Check the advantages of hemp cultivation:
Significantly less labor intensive then other crops
NO herbicides or pesticides
- NO artificial fertiliser needed
Natural weed suppression
Good crop rotation
Deep roots are natural soil aerator
Best thing about industrial hemp is that it can grow nearly anywhere in the world, in almost all types of soil, in short growing seasons or in dry regions. Thanks to it’s very resilient constitution, minimum to non requirement for pesticides no herbicides-controls erosion of the topsoil, and the fact that it can grow in a variety of environmental conditions, industrial hemp is extremely easy to cultivate and it has been favourable crop in traditional crop rotation.
The plant life cycle
Each iHemp has its own set of characteristics. It can have small or large seed, low or high oil content, different oil composition etc. The one that is used for industrial purposes is hemp that contains less than 0.3% Tetrahydrocannabinol (THC) under normal conditions.
Hemp needs warm and damp soil, so the best time for sowing hemp seed is beginning of May when the soil temperature and humidity are optimal.
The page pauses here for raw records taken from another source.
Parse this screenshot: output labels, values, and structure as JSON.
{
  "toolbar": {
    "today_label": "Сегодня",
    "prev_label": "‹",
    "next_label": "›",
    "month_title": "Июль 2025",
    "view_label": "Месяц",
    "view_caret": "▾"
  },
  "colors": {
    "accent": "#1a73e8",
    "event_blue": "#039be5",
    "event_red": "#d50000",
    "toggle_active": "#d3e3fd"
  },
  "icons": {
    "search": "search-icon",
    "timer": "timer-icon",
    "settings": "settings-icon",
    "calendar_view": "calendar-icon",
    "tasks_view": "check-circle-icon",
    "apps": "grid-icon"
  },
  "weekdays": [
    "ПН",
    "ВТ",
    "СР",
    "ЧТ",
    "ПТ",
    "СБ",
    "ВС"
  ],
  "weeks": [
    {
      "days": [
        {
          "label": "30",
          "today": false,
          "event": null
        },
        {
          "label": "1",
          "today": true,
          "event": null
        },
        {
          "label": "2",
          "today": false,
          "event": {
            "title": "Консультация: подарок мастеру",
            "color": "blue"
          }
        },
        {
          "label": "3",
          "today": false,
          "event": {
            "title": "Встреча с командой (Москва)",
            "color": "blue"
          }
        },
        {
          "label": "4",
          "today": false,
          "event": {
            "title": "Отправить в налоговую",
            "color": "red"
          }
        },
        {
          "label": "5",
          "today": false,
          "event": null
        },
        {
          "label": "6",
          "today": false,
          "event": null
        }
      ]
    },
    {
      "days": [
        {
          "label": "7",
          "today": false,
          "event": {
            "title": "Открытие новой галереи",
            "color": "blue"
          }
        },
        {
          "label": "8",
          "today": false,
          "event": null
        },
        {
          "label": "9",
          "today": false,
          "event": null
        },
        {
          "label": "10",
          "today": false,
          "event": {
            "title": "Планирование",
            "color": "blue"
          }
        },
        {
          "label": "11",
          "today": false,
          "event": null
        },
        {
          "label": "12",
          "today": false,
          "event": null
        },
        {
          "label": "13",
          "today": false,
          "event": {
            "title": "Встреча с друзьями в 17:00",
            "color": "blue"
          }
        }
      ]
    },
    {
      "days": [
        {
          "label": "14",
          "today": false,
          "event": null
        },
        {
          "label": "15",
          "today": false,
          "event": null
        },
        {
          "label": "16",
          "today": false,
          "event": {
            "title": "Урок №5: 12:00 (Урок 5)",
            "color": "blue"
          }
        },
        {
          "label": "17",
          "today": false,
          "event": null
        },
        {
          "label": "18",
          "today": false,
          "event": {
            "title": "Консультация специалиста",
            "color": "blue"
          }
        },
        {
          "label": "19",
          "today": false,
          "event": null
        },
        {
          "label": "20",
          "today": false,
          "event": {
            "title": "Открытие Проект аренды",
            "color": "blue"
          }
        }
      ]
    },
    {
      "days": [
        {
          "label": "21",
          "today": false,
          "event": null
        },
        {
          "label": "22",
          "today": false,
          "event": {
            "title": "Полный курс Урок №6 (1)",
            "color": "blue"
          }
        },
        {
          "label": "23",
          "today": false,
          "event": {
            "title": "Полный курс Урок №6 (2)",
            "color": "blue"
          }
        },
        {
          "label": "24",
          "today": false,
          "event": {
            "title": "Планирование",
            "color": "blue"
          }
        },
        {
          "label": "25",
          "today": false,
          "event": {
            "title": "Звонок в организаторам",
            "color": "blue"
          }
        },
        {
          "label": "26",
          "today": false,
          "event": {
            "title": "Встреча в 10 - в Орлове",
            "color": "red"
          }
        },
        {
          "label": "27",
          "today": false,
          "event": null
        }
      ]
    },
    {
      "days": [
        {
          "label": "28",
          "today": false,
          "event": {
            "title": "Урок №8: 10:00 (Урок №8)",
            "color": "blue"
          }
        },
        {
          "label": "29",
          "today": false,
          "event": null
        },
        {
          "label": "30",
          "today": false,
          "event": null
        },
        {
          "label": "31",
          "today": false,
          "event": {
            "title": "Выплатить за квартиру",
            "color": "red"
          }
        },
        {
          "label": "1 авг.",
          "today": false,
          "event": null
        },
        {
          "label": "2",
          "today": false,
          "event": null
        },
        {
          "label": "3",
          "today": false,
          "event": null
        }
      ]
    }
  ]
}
Harvesting hemp seed usually occurs in early October when the plant is roughly sixteen weeks old and when the flowers are ripe and full of seeds.
By this time, most of the plant leaf matter has fallen to the ground where it will compost and give nutrients back to the soil for future years. Harvesting hemp seed is difficult and tricky. Not only do the seeds mature at different rates on different plants, they can mature at different times on the same plant. When the lower seeds near the stalk are mature and have split open, the seeds near the top are not yet mature.
The trick is to determine at what point harvesting should take place that will amount to a minimal loss of seed. Hemp seed is harvested with a combine tractor and, almost immediately, cleaned to remove any stocks, leaves, and immature seeds. The cleaned hemp seed is then stored in grain bins, where it is kept cool and fresh until it is shipped.
We want to emphasize that wind and hail damage can be significant to the iHemp crop. Tall plants with lots of upper leaf mass can be bent quite easily by mid-to-late summer storms. Broken plants will recover partially if not broken too low. This results in significant variability in plant height and maturity at seed harvest time.
Hemp fits perfectly in a normal crop rotation scheme.
Hemp cultivation creates an improved soil structure, of which the next crop has multiple benefits.
Soil Conditions & Climate
If hemp is planted into well-drained, fertile soil under nearly optimum temperature and moisture conditions, it will germinate quickly and reach 30 cm (12”) in 3-4 weeks from planting.
Ideal soil for hemp cultivation is the one that is well drained, loam with pH above 6.0, neutral to slightly alkaline (pH7.0 – 7.5). We have to highlight that the higher the clay content of the soil the lower the yield of grain or fibre. Namely because clay soils are easily compacted and iHemp is very sensitive to soil compaction.
Because iHemp requires approx. 3-400 mm of rainfall equivalent, and thats a lot of moisture, you have to be prepared for early ground covering to reduce surface evaporation. About ½ of this moisture is required during flowering and seed set in order to produce maximum grain yields. During the vegetative growth period iHemp responds to
daytime high temperatures with increased growth and water needs. Be careful no to grow iHemp on the same fields following canola, edible beans, soybeans or sunflowers. Namely because the bacteria Scierotinia affects edible beans, canola and sunflowers and can affect iHemp too.
Off course, Scierotinia is not the only enemy to iHemp, there are more than 50 different viruses, bacteria, fungi and insect pests are known to affect the iHemp crop. However, iHemp’s rapid growth rate and vigorous nature allow it to overcome the attack of most diseases and pests. To avoid diseases buildup a 4-year crop rotation is recommended.